• **WORK REQUIRED**: Begin with the line in which "Transcribe this image's" appears and end with the final line of the entries. Retype each one exactly and add nothing.

[Interface dataset entries]
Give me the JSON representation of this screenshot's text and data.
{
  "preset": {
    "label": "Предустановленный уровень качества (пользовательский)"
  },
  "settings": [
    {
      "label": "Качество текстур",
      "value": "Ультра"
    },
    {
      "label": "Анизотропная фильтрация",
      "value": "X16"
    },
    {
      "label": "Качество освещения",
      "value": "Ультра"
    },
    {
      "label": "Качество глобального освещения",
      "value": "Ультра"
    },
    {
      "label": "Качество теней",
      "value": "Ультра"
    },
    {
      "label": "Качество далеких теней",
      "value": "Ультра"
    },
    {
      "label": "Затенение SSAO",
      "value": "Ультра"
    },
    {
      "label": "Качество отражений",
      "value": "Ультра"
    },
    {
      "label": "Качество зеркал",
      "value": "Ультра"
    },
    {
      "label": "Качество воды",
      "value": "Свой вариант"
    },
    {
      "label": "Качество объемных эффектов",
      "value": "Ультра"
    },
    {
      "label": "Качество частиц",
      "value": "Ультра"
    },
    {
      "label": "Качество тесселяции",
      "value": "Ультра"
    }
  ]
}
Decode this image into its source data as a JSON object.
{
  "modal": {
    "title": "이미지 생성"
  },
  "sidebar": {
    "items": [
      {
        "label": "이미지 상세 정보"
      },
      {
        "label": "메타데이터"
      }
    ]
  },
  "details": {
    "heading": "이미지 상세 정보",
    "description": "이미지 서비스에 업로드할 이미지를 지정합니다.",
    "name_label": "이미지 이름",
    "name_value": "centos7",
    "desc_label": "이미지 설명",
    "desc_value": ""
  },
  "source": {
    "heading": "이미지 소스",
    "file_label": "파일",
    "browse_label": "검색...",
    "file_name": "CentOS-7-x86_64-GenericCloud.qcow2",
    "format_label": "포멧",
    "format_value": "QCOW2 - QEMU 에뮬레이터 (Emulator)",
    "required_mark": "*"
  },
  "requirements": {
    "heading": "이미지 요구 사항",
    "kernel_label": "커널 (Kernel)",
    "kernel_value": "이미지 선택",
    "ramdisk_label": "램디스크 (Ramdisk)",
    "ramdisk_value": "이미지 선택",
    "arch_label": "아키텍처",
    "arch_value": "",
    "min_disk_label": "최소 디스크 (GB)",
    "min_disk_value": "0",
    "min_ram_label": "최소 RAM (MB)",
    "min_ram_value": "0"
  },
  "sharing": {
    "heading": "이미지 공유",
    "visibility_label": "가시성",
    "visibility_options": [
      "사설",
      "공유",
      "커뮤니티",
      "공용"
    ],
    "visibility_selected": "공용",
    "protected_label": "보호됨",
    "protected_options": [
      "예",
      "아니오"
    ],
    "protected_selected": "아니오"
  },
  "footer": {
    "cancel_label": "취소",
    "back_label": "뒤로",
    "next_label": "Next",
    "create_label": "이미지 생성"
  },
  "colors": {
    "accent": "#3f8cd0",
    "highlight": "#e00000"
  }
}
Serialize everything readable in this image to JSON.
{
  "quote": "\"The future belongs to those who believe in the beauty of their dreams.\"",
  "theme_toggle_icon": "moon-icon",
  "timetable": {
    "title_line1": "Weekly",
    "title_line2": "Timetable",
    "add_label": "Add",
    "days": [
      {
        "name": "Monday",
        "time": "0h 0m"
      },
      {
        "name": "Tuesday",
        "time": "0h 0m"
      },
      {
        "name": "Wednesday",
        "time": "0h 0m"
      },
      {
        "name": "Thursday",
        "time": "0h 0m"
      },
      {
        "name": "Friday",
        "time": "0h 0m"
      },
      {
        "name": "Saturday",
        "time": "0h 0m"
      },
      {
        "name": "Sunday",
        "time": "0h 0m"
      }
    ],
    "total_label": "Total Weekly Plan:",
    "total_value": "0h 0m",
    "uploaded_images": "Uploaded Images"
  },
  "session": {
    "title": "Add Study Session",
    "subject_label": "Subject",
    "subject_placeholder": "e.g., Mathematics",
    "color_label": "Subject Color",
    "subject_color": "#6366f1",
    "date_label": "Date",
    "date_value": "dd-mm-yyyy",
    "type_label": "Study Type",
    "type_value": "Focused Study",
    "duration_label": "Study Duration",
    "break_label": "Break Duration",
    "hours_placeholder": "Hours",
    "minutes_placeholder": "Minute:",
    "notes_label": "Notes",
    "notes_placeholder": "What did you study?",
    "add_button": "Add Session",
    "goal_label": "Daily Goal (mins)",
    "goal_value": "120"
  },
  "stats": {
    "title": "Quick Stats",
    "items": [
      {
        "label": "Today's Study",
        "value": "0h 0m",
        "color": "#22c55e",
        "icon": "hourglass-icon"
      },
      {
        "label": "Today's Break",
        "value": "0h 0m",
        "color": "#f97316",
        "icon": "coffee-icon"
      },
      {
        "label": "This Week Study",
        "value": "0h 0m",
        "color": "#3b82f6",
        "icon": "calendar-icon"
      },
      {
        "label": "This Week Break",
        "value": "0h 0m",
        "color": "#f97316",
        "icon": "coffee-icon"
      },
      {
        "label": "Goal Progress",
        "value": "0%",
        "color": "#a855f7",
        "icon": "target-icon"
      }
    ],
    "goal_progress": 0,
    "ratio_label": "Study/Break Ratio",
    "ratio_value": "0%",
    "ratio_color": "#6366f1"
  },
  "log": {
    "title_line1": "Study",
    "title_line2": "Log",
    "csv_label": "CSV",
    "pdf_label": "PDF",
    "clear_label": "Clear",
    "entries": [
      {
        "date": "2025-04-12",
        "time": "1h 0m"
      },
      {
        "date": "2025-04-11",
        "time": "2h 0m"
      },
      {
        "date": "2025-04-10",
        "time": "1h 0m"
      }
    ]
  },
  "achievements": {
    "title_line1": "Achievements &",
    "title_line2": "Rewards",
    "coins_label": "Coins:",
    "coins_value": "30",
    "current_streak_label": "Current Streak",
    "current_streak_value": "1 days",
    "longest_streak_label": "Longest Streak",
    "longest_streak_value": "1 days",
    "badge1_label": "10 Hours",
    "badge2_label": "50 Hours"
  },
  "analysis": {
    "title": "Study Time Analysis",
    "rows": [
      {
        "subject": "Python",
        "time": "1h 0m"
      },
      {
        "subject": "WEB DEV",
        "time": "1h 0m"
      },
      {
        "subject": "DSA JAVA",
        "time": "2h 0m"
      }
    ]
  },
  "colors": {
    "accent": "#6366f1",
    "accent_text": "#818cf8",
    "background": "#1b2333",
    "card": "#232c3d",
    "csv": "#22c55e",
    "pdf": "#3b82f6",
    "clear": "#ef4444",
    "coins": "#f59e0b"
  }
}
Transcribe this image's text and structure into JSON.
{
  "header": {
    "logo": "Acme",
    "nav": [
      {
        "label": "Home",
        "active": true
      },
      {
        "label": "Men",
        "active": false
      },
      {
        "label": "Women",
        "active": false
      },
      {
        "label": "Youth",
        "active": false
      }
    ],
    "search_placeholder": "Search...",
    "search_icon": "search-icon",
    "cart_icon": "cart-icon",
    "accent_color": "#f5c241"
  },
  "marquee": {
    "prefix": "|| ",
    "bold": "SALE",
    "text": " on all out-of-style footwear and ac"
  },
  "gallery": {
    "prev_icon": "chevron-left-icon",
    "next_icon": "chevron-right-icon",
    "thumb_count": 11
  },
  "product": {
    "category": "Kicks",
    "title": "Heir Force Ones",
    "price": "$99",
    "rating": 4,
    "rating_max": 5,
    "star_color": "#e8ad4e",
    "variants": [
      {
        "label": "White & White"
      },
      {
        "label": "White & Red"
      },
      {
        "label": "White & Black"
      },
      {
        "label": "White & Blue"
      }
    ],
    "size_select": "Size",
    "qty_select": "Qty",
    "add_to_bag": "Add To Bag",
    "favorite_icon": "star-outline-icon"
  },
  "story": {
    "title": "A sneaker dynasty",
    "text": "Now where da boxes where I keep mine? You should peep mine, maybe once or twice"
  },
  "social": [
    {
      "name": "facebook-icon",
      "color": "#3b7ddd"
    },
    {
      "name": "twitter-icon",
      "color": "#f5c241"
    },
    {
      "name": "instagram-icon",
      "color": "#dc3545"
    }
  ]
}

• **RESPONSE AREA**:
Transcribe this image's text and structure into JSON.
{
  "header": {
    "logo": "Acme",
    "nav": [
      {
        "label": "Home",
        "active": true
      },
      {
        "label": "Men",
        "active": false
      },
      {
        "label": "Women",
        "active": false
      },
      {
        "label": "Youth",
        "active": false
      }
    ],
    "search_placeholder": "Search...",
    "search_icon": "search-icon",
    "cart_icon": "cart-icon",
    "accent_color": "#f5c241"
  },
  "marquee": {
    "prefix": "|| ",
    "bold": "SALE",
    "text": " on all out-of-style footwear and ac"
  },
  "gallery": {
    "prev_icon": "chevron-left-icon",
    "next_icon": "chevron-right-icon",
    "thumb_count": 11
  },
  "product": {
    "category": "Kicks",
    "title": "Heir Force Ones",
    "price": "$99",
    "rating": 4,
    "rating_max": 5,
    "star_color": "#e8ad4e",
    "variants": [
      {
        "label": "White & White"
      },
      {
        "label": "White & Red"
      },
      {
        "label": "White & Black"
      },
      {
        "label": "White & Blue"
      }
    ],
    "size_select": "Size",
    "qty_select": "Qty",
    "add_to_bag": "Add To Bag",
    "favorite_icon": "star-outline-icon"
  },
  "story": {
    "title": "A sneaker dynasty",
    "text": "Now where da boxes where I keep mine? You should peep mine, maybe once or twice"
  },
  "social": [
    {
      "name": "facebook-icon",
      "color": "#3b7ddd"
    },
    {
      "name": "twitter-icon",
      "color": "#f5c241"
    },
    {
      "name": "instagram-icon",
      "color": "#dc3545"
    }
  ]
}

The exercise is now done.